    After this first appointment, those entering outpatient treatment will work with their counselor or therapist to put together a treatment program that works best for them, taking advantage of the various therapeutic services provided. They can participate in therapy sessions, classes, workshops, and more to get the skills they need to better manage their addiction in the context of their day-to-day life.

    What Are the Benefits of Outpatient Treatment?

    As we already mentioned, as advancements have been made in addiction recovery research, pharmacology, and medicinal technology, the level of care provided in outpatient treatment has been proven equal in its effectiveness to inpatient treatment.

    In fact, in some instances, it can be a more effective and more efficient option for addiction treatment for people with less severe substance use disorders who may require more support than individual counseling or outside groups can provide, but do not require the more encompassing, round-the-clock level of treatment offered by inpatient care.
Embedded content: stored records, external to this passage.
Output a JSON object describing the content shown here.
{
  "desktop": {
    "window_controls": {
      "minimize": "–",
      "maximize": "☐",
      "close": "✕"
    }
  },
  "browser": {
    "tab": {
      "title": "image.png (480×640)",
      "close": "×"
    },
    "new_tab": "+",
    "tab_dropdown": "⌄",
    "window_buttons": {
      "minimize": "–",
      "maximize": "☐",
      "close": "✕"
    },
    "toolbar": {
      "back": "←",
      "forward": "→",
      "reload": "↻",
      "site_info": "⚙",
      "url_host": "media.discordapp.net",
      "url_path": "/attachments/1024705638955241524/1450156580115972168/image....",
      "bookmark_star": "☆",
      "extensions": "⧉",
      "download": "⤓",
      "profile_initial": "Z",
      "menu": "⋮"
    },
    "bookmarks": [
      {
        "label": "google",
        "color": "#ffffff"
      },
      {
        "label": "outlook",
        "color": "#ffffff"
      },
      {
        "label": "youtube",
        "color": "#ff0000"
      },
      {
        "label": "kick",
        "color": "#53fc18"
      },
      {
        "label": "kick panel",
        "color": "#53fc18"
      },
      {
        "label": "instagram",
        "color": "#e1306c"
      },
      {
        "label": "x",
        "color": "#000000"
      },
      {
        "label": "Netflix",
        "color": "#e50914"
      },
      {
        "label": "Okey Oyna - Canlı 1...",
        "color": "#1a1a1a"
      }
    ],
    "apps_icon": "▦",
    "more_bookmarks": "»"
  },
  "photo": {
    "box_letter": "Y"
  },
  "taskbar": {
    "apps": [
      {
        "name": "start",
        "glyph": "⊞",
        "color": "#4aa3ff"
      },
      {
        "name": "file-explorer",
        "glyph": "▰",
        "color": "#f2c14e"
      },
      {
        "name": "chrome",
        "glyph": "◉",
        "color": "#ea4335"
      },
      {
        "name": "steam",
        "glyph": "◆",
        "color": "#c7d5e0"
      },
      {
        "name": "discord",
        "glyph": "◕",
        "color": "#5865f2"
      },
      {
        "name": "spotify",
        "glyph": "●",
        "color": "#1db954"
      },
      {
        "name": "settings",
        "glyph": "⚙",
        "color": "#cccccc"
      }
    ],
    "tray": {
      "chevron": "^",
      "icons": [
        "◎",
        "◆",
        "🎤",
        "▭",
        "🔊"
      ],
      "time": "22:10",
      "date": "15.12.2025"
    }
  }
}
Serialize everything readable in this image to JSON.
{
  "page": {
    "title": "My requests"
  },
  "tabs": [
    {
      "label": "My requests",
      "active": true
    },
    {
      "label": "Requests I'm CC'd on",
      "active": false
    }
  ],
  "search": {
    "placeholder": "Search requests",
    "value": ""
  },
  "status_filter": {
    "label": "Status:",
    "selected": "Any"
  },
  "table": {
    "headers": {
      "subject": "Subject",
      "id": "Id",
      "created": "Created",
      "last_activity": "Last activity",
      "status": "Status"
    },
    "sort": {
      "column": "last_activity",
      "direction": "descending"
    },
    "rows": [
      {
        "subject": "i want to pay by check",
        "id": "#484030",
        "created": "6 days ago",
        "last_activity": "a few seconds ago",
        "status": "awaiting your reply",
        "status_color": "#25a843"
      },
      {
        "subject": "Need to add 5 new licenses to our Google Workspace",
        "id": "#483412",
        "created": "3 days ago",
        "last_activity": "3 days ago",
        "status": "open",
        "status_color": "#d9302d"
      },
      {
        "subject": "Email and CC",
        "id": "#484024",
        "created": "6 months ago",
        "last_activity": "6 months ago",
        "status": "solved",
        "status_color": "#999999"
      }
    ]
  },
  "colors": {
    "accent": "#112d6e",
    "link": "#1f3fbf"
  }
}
    Of the many benefits that come with choosing outpatient rehab, some of the biggest ones are:

     

    It gives clients the freedom and flexibility to schedule their treatment sessions around their regular life and other daily activities. This also means they get more privacy in regards to their addiction recovery rather than having to noticeably withdraw from their life to an inpatient facility. The social stigma surrounding addiction will often keep people from seeking out the help they need for a substance use disorder.

    It costs substantially less than inpatient or long-term residential care while offering many of the same therapies and services. Cost can be a significant barrier for people when it comes to seeking out addiction treatment. The fact that outpatient treatment programs are also more likely to be covered by someone’s insurance policy than inpatient treatment helps make it a feasible option.

    It provides a more practical means of treatment for those who do not have the ability or the means to leave their family, work, or school to enter into addiction treatment. This can be another major barrier that keeps people from getting the help they need

    It gives clients the opportunity to put the addiction management tools and skills they’ve been learning to immediate use in their regular life, which makes it easier to course-correct and try something new if it becomes obvious that a current coping technique is proving ineffective.

    Start Your Journey to Recovery Today

    If you or someone you care about is currently battling with a substance use disorder, help is available at New Perspectives, where we can help get you or your loved one the professional resources and support needed to ensure a successful recovery and a substance-free life.

    Call 855-463-0793 now to learn more about our outpatient treatment and other treatment programs and discuss what will best meet your needs. You can also contact us online for more information.


    ResourcesNational Institute on Drug Abuse. (n.d.). Types of Treatment Programs. Retrieved April 19, 2018, from https://www.drugabuse.gov/publications/principles-drug-addiction-treatment-research-based-guide-third-edition/drug-addiction-treatment-in-united-states/types-treatment-programsRapp, R. C., Xu, J., Carr, C. A., Lane, D. T., Wang, J., & Carlson, R. (2006, April). Retrieved April 19, 2018, from https://www.ncbi.nlm.nih.gov/pmc/articles/PMC1986793/Treatment, C. F. (n.d.). Chapter 4. Services in Intensive Outpatient Treatment Programs. Retrieved April 19, 2018, from https://www.ncbi.nlm.nih.gov/books/NBK64094/